Web page and app entries

↓

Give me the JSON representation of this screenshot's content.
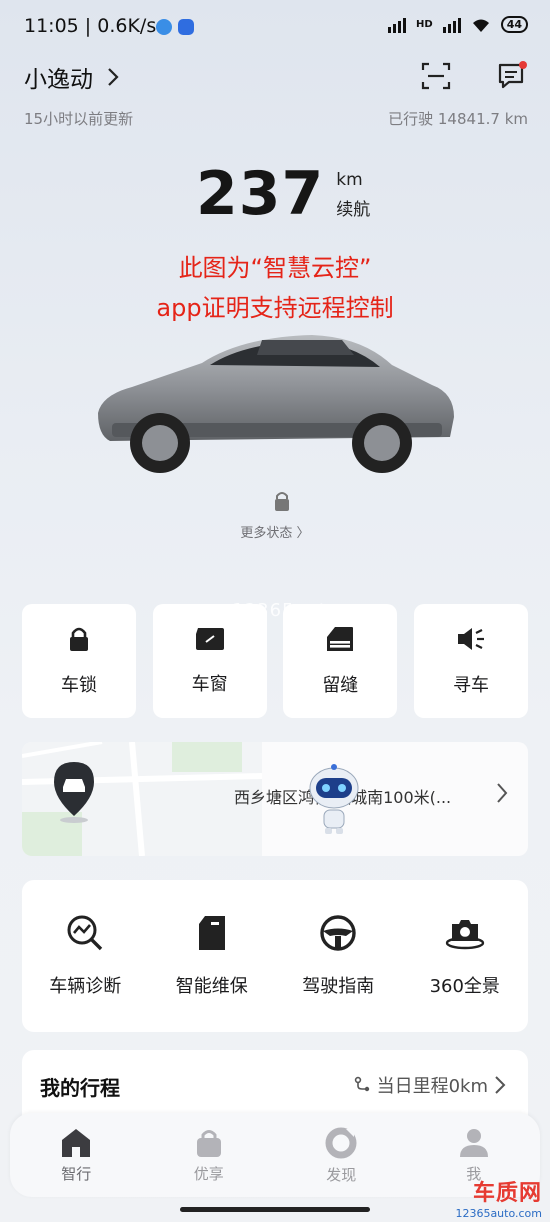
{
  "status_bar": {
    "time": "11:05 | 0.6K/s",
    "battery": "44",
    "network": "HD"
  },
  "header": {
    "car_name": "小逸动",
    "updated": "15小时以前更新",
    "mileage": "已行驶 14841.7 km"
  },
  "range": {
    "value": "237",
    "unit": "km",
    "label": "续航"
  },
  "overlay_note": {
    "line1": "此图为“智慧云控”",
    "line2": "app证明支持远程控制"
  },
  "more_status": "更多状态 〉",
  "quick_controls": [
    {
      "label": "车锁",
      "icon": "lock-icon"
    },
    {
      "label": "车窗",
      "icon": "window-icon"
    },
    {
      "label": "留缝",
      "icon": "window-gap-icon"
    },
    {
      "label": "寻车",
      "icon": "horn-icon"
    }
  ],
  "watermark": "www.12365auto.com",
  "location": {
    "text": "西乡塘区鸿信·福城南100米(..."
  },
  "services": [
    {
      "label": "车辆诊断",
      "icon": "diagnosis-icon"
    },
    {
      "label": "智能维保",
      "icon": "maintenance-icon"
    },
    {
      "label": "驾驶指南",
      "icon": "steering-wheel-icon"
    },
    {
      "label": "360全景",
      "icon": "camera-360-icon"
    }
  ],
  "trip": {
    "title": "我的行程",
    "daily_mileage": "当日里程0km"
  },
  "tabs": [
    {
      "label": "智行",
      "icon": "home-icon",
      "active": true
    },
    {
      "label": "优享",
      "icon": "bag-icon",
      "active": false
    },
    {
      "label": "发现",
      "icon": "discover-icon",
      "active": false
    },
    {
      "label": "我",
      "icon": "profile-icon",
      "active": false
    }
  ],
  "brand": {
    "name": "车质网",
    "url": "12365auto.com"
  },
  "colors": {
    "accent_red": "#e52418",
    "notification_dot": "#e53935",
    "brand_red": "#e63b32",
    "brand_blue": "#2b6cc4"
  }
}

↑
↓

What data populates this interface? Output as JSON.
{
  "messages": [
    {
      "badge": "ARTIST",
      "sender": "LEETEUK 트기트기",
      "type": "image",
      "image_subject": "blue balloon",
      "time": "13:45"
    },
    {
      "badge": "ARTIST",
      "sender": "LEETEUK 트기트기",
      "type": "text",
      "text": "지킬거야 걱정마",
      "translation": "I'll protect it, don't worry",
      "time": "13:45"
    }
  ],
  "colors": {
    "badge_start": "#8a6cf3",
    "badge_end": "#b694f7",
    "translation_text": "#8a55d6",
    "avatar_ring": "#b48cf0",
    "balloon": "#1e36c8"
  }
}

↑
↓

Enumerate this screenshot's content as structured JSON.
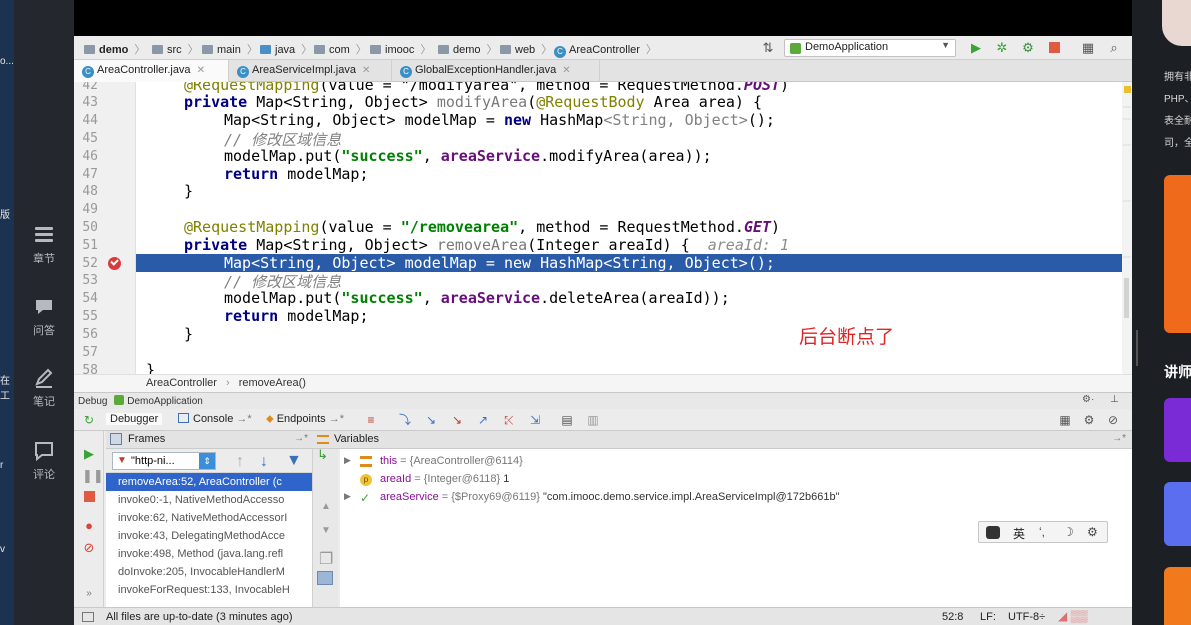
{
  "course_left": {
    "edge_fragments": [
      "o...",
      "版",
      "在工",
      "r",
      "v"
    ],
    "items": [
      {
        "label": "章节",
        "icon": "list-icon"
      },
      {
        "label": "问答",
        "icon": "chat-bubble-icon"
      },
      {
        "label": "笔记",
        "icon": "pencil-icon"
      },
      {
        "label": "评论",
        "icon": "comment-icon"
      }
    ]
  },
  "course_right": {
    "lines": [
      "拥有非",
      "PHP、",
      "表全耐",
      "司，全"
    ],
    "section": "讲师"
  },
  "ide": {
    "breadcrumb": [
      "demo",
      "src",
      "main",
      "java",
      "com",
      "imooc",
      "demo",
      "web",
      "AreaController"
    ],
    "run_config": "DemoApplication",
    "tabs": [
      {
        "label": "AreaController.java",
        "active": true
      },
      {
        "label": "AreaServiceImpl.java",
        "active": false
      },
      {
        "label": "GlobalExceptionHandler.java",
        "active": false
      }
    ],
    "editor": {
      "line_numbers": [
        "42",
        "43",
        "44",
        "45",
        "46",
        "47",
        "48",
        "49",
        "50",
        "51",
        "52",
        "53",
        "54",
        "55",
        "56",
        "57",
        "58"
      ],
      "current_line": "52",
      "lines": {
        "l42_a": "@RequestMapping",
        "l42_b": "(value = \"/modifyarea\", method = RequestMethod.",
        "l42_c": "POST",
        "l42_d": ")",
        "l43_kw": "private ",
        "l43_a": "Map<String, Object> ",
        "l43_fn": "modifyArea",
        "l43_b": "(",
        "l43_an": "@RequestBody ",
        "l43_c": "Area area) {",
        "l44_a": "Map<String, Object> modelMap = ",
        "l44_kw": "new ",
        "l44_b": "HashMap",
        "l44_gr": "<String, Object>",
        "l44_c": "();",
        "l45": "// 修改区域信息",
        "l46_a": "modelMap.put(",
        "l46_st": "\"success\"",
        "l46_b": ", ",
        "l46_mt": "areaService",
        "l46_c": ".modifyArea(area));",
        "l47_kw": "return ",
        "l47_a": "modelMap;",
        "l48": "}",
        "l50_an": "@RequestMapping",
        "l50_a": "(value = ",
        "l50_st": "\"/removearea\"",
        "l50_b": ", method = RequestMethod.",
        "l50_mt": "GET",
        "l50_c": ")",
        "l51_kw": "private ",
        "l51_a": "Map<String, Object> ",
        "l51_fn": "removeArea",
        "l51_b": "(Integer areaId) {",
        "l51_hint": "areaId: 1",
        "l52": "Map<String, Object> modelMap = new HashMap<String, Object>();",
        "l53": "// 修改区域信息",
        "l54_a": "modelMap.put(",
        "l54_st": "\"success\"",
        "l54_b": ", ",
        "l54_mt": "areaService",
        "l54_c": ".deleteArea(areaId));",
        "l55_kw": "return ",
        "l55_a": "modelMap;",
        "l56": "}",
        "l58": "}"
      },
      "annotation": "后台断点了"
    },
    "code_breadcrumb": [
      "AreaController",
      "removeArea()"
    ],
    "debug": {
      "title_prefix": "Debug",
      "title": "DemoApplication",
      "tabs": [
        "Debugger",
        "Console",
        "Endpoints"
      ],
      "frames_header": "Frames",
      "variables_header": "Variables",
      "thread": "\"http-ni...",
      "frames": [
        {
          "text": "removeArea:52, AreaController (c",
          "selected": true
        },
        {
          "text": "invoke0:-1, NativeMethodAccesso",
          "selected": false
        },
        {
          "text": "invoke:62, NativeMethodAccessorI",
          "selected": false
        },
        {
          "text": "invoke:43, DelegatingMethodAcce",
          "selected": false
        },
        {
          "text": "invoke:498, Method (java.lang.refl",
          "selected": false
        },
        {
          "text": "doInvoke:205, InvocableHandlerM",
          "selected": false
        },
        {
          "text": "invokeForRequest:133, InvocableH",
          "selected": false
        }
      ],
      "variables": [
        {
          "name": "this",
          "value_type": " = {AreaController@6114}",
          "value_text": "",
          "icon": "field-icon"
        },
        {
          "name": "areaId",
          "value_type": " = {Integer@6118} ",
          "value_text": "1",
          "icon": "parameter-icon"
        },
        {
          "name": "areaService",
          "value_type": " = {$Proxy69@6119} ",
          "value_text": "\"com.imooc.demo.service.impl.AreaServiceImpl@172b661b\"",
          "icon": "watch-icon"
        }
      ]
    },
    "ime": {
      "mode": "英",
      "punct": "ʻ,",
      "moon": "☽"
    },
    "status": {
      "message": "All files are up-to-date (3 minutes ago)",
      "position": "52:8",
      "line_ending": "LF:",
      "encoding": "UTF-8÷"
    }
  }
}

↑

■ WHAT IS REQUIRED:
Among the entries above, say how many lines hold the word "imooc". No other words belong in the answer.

■ THE COMPLETED TASK:
2